The cookie packages had a message on the label that was addressed to the "EPA Staff" from "America."
"Thank you so much for all you do. You save lives. You make the world better," the packaging read.
"On the back of each package of chocolate chip cookies was a personalized story from people from around the country who suffer from asthma and other ailments," according to the Washington Examiner.
Donald Trump's budget plan, which was released on Thursday, calls for cutting the EPA's budget by 31 percent and laying off 3,200 agency employees.
The director of the White House Office on Management and Budget, Mick Mulvaney, indicated Thursday that the president's views on climate change largely dictated the cuts to EPA funding.
"As to climate change, I think the president was fairly straightforward, we are not spending money on that anymore," Mulvaney said. "We consider that to be a waste of your money."
The EPA has had a controversial history that may have also contributed to the proposed budget cuts.
In 2015, the EPA dumped one million gallons of wastewater into the Colorado river. EPA officials were using heavy machinery to look around the Gold King Mine when they triggered the release of wastewater containing heavy metals.

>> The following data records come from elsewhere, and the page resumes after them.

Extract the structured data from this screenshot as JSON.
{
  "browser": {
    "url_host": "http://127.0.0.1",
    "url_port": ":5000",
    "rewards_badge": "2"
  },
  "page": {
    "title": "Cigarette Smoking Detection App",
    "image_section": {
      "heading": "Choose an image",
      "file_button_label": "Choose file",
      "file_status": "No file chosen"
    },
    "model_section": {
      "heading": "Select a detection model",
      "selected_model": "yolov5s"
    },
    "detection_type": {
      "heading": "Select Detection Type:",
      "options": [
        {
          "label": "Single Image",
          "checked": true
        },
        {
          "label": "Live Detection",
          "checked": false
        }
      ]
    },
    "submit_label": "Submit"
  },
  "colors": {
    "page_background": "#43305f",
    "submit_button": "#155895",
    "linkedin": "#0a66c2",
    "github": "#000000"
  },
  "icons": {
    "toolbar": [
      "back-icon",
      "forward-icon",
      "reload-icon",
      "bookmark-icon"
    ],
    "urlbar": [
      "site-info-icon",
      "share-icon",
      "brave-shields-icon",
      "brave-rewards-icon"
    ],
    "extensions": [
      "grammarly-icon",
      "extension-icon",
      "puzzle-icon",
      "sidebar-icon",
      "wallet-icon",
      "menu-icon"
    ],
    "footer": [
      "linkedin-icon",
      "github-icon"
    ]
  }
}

"It doesn't look like water; it just looks like sludge," said Deputy Stephen Lowrance of the San Juan County Sheriff's Office at the time.
The EPA was reportedly investigating the matter.
In September 2016, it was reported that senior EPA officials did not take action after an intern filed a complaint alleging that an environmental scientist at the agency sexually harassed her.
The following month, a notorious pornography watcher at the EPA admitted to masturbating while at work, the Washington Free Beacon reported, citing documents obtained through a Freedom of Information Act request.
The employee was a geologist in the EPA's Office of Air and Radiation and spent an average of two to six hours a day watching porn on the job.
In stark contrast to Trump's proposed EPA budget cuts, the Obama administration created many new regulations that led the EPA to impose nearly 200 million hours of paperwork to comply.